As of last weekend, my answer is “one square meter.” For one night, I slept in a house that was hand-made, portable, and about the size of your average phone booth. You can do it, too—so listen up.
The “One-Sqm-House”—a little structure anyone can build using basic materials from the hardware store—is the brainchild of Van Bo Le-Mentzel, a Berlin-based architect, and founder of DIY furniture project Hartz IV Möbel. As a child, Le-Mentzel fled with his family to Germany as refugees from their home country of Laos. He spent much of his life moving around, dependent on social subsidies and social housing, so for him, the concept of where you are “at home” has always been central.
Recently, he had an audacious idea: he wanted to build a house that he could put anywhere. It didn’t need to be big—one square meter would do.

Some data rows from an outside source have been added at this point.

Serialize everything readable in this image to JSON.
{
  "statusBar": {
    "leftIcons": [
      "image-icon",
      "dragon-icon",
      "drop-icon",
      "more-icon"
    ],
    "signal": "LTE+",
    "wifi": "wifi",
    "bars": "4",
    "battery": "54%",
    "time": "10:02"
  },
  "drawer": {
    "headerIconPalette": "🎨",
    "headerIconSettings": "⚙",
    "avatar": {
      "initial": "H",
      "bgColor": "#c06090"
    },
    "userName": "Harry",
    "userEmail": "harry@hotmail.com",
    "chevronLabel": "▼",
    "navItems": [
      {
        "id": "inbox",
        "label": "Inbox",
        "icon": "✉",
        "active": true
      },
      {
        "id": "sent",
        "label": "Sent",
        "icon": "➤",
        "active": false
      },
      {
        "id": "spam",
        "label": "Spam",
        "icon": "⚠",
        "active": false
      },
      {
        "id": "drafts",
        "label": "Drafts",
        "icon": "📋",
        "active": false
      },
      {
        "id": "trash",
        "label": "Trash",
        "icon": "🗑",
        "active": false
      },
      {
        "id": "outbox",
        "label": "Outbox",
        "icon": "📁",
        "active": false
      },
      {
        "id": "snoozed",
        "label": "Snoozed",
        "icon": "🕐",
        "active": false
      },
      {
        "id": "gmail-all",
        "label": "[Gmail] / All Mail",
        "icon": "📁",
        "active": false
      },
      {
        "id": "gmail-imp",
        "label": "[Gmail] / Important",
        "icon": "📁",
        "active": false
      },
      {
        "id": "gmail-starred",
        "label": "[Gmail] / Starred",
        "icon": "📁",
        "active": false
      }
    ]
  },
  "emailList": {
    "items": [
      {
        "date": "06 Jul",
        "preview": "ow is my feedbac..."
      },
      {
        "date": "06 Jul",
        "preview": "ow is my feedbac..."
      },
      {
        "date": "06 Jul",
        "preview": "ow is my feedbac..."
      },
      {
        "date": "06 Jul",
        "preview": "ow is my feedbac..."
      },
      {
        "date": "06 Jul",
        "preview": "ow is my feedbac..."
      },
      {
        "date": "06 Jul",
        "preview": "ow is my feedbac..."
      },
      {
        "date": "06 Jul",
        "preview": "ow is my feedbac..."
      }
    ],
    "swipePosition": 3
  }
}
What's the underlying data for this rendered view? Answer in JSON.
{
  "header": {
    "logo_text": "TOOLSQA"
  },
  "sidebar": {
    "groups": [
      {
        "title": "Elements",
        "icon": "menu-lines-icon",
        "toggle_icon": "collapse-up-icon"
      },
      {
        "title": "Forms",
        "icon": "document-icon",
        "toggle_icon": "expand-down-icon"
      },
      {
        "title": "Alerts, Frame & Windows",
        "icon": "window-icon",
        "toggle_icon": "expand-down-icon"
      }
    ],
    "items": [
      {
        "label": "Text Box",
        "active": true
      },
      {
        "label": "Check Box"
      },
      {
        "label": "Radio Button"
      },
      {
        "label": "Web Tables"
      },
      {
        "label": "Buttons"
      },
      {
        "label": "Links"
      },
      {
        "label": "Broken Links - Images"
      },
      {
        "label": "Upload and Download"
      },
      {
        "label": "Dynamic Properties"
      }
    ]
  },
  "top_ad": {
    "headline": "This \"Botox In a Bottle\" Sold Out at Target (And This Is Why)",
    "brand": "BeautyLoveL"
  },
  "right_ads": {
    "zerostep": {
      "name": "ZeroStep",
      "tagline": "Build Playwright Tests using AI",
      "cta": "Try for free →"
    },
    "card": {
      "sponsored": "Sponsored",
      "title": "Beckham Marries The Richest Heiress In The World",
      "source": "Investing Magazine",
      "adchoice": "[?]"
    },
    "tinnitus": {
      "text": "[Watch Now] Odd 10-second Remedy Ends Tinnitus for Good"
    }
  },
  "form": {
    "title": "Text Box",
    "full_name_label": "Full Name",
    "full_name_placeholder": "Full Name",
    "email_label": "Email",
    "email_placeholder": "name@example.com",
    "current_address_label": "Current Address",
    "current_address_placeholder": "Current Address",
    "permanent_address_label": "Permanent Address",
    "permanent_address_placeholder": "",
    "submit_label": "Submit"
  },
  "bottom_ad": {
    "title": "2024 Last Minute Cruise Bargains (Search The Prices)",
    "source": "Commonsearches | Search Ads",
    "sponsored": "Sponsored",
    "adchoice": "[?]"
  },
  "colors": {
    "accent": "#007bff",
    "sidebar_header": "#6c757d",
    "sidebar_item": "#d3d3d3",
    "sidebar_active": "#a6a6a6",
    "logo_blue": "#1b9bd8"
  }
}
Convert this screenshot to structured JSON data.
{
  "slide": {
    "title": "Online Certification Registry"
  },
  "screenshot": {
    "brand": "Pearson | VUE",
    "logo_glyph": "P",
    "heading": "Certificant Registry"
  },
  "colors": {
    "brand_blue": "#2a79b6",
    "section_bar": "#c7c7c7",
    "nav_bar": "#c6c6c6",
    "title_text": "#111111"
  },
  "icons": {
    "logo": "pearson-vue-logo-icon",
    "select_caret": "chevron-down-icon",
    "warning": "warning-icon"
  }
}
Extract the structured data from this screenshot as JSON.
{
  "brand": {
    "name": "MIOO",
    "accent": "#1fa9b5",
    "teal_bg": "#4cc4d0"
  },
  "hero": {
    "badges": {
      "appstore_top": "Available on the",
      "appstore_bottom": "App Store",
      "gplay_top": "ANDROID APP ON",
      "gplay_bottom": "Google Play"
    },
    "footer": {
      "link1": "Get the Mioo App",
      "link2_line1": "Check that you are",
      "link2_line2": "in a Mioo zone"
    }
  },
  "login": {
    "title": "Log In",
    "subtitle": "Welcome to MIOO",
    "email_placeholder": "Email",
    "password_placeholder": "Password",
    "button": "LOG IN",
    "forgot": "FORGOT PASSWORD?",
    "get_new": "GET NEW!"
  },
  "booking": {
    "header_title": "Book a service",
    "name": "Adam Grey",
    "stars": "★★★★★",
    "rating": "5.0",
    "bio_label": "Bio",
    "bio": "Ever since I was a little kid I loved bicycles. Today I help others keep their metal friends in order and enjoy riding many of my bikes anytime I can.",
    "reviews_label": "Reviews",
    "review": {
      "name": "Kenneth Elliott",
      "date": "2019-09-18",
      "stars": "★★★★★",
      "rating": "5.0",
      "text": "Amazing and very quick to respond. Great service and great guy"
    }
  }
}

“When you look for an apartment . . . the first thing you look at is the location, and then at the numbers—how many rooms, how many square meters? But when you really think about it, the [numbers] say nothing about the quality of the apartment,” he says. “So I said, okay, I want to have my own square meter, the only square meter in the world where I can decide what direction the window looks in, what direction the door opens in, what neighbors I have.”
Berlin-based artist and psychologist Corinne Rose was intrigued by Le-Mentzel’s house. Rose is a member of the BMW Guggenheim Lab, a mobile laboratory traveling the world to inspire innovative ideas for urban life. Working on programming during its stay in Berlin, she found the tiny houses the perfect artistic, philosophical, and physical concept to address the Lab's theme. Last weekend, Rose and Le-Menztel invited city dwellers to the Lab to build their own One-Sqm-Houses, and made them available to people with low income for one euro per night. (Interested? You can make your reservation now via Air BnB.)
Rose and Le-Menztel are also calling on partners around the world to build One-Sqm-Houses in their own cities and document their stories. Do you think your city might be ready for the next pop-up neighborhood of these micro-dwellings? Contact Van Bo Le-Menztel at firstname.lastname@example.org and you can get started on documenting your house building journey.
Plus, if you've got your own innovative idea on how to improve urban life, submit it to the latest GOOD Project, Transform a Public Place. Send us your idea by July 17 and it could be featured by GOOD and the BMW Guggenheim Lab.
Photo via Amara Antilla and Maria Nicanor. © 2012 Solomon R. Guggenheim Foundation, New York